“Besides, it’s only lovers who are willing to die for someone else and this is true of women as well as men […] The gods, as well as human beings, saw this as a very fine act […] This shows how much even gods value the commitment and courage that come from love” (Plato 11)
In this passage, it is apparent how sacrifice, as a manifestation of unconditional love, has been very typical during Plato’s time. However, it can be observed that this may not hold true for the present generation anymore.
Having gone through all these explications, it can be noted that Plato’s view of love is quite more simplistic than what can be expected from a philosopher who has explicated lots of more technical and equally ambiguous ideals.
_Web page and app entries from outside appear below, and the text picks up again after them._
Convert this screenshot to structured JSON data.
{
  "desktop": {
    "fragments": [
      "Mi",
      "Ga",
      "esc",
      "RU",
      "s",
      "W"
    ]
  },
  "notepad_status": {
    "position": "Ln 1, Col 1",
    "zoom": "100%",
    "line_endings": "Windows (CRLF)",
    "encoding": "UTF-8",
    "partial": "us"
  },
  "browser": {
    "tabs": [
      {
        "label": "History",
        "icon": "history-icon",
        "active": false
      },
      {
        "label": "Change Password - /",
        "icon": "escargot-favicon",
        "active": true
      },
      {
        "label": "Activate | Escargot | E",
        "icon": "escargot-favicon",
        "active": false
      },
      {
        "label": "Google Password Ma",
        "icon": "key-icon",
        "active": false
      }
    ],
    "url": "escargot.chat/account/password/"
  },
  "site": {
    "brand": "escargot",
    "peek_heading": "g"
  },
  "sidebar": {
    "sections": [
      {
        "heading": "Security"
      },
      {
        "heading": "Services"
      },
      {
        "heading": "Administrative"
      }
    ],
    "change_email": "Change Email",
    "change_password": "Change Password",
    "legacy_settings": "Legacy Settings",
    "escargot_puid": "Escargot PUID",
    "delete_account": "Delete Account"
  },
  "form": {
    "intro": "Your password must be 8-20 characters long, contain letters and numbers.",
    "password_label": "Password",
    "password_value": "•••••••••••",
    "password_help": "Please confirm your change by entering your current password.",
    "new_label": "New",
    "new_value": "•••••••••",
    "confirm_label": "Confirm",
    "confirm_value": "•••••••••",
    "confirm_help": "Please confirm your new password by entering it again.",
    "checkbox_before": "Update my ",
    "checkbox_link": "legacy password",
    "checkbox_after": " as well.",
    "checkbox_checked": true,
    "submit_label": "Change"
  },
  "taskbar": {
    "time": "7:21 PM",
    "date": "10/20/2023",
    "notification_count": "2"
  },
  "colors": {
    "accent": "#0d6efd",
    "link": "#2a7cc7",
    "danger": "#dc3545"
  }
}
But apart from this, in going back to the main objective of this discussion, it can also be noted that this notion of love also holds some relation to Plato’s notion of personal development. This relationship shall be explained in the succeeding part of this discussion.
The Platonic notion of Love in Relation to Plato’s Ideal of Self-development
Contrary to Plato’s ideal of love, which appears to root from a more sentimental, emotional and even spiritual leaning, his notion of personal development appears to focus on the significance of education and personal integrity. Plato considered a society with sufficient education as a society which is ready for progress (Kemerling). He considers human knowledge as one of the most powerful prime movers of success and personal development. In Kemerling’s interpretation of Plato’s perspective of human knowledge, he notes,
“he (Plato) believed that those with the greatest ability – that is, people with a natural disposition for for philosophical study – must receive the best education engaging in a regimen of mental discipline that grows more strict with every passing year of their lives” (Kemerling).
Considering this, it may appear that Plato’s interpretation of love and self-development may have varying roots as well as varying nature. When he talked about love, Plato’s arguments appeared like they were coming from a sentimental and emotional perspective. In contrary, when Plato was discussing about personal development, it was evident that what he was pointing out is that only human intellect can offer this kind of achievement and nothing else. Hence, it can also be noted that Plato’s notion of success has a more academic leaning. A person may not be considered successful if he or she does not have a good educational foundation. Considering this, it can also be noted that as for Plato, love may not have any relation to a person’s seek for success. Furthermore, this may even hinder him as this would oftentimes require a particular level of sacrifice – as what has been discussed in Plato’s notion of unconditional love. Thus, it can be said that Plato’s perspective of love and personal development may not have anything to do with each other so to speak. Each ideal has individual roots, functions, causes and implications that also appear to be non-related to the others’ aspects.
Kemerling, Garth. “Plato: Education and the Value of Justice”. Philosophy Pages. 27 October 2001. 27 May 2010. ;http://www.philosophypages.com/hy/2h.htm;.
Kreis, Steven. “Greek thought: Socrates, Plato and Aristotle” Lectures on Ancient and Medieval European History. The History Guide. 03 August 2009. 28 May 2010. ;http://www.historyguide.org/ancient/lecture8b.html;.
Plato. Trans. Christopher Gill. The Symposium. Penguin Classics, 2003